It’s cliché, but raising children really is one of the hardest jobs, because it’s a job that is never finished. No matter how good of a job you do today, there will always be another situation tomorrow that requires parenting.

When it comes to bad behavior, breaking rules and pushing boundaries are intrinsically part of a child’s emotional and psychological development. It’s our job as parents, therefore, to try and limit the opportunities for bad behavior and redirect our children to good behavior when they act out of line. But, that is much easier said than done.

Your child makes a choice every second, and that choice is guided by a drive to get what he enjoys, wants or needs. Proactive, positive discipline is a method that gives children the tools and opportunity to choose good ways to communicate and attain their needs and wants and limit the bad ways to do so. For example, this past week, my two-year-old son said to me, “Dada, ball.” So, I bent down, grabbed the ball by my feet and proceeded to roll the ball back toward him. He proceeded to have a minor meltdown. I realized in that moment that the want he had in his head was not being communicated well by him or understood well by me. I thought he wanted me to roll the ball back to him. In his mind, he wanted me to take the ball and hide it under my shirt. Silly daddy, how could I not have guessed that from “Dada, ball?”

If I had punished him for his freak-out over Ball-pocalypse 2015, it’s important to realize that he would have associated the punishment with the wrong thing. Especially in toddlers, it is nearly impossible for them to associate punishment with actions. Rather, they associate punishment with their emotions. In this case, my son would probably have interpreted a punishment directed not towards his meltdown – the “how” he communicated – but rather with the sadness he felt when he didn’t get what he wanted – the “what” he was trying to communicate.

The key here is acknowledging the emotion a child is feeling and letting him know that feeling isn’t bad. In the example of my son, I calmly told him that I could tell he was frustrated because I hadn’t done what he wanted, and that’s okay. I told him I would love to play the way he wants me to, but I can’t understand what he wants when he tells me through crying and yelling.

I then asked, “Do you want me to throw the ball instead?” I finally hit the jackpot and guessed that he wanted me to hide the ball in my shirt. I then told him how to properly ask that, got him to repeat after me, and the world was once again right in the Biron household.

The hard part in all of this is controlling your own emotions as you try to teach your child how to control theirs. Like I mentioned, it’s easier said than done. Also, remember that your child can either be doing the right thing or the wrong thing at any given time. They can’t do both at once.
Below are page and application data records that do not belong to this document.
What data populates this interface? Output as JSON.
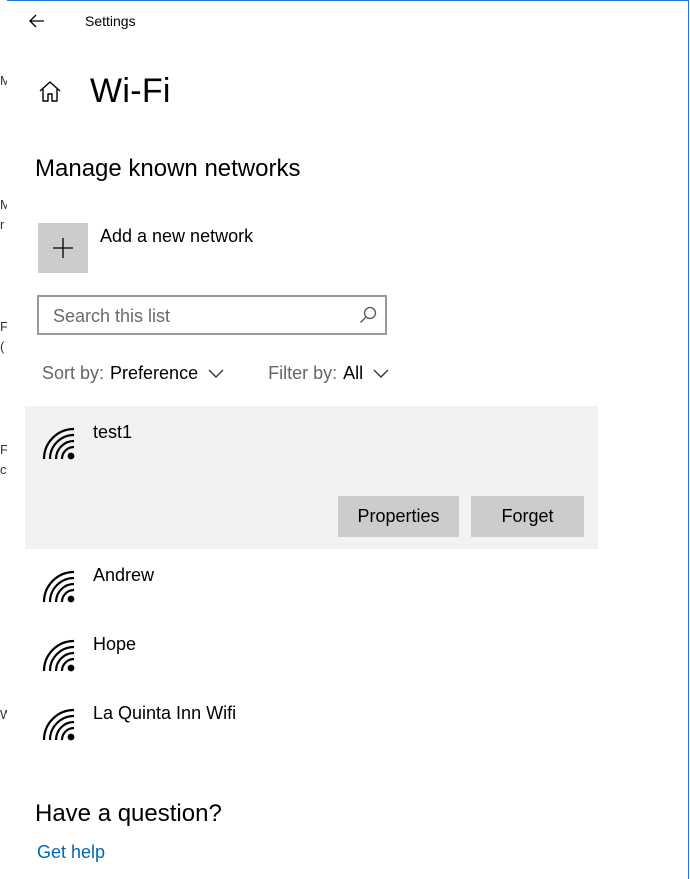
{
  "app": {
    "title": "Settings"
  },
  "page": {
    "title": "Wi-Fi"
  },
  "section": {
    "title": "Manage known networks"
  },
  "add_network": {
    "label": "Add a new network"
  },
  "search": {
    "placeholder": "Search this list"
  },
  "sort": {
    "prefix": "Sort by:",
    "value": "Preference"
  },
  "filter": {
    "prefix": "Filter by:",
    "value": "All"
  },
  "networks": [
    {
      "name": "test1",
      "selected": true
    },
    {
      "name": "Andrew"
    },
    {
      "name": "Hope"
    },
    {
      "name": "La Quinta Inn Wifi"
    }
  ],
  "actions": {
    "properties": "Properties",
    "forget": "Forget"
  },
  "help": {
    "question": "Have a question?",
    "link": "Get help"
  },
  "background_edge_letters": [
    "M",
    "M",
    "r",
    "F",
    "(",
    "F",
    "c",
    "W"
  ],
  "colors": {
    "link": "#0067b8",
    "tile": "#cccccc",
    "selected_bg": "#f2f2f2",
    "window_border": "#1e7bd8"
  },
  "icons": [
    "back-arrow-icon",
    "home-icon",
    "plus-icon",
    "search-icon",
    "chevron-down-icon",
    "wifi-icon"
  ]
}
So, if you put your child in situations that limit bad behavior and encourage good decisions, you are staying one step ahead of the game. You can’t put a cookie in front of a two-year-old and tell her not to eat it while you leave the room. She just doesn’t have high enough cognitive development to understand delayed gratification, and you’re setting her up for failure. Instead, give her two or three things she can do while Mommy goes potty, and then praise her for choosing one of those good things. Remember, praise the positive and neutralize the negative.

All that said, tomorrow there will be another lesson, another meltdown. It might be for my son too – not just me.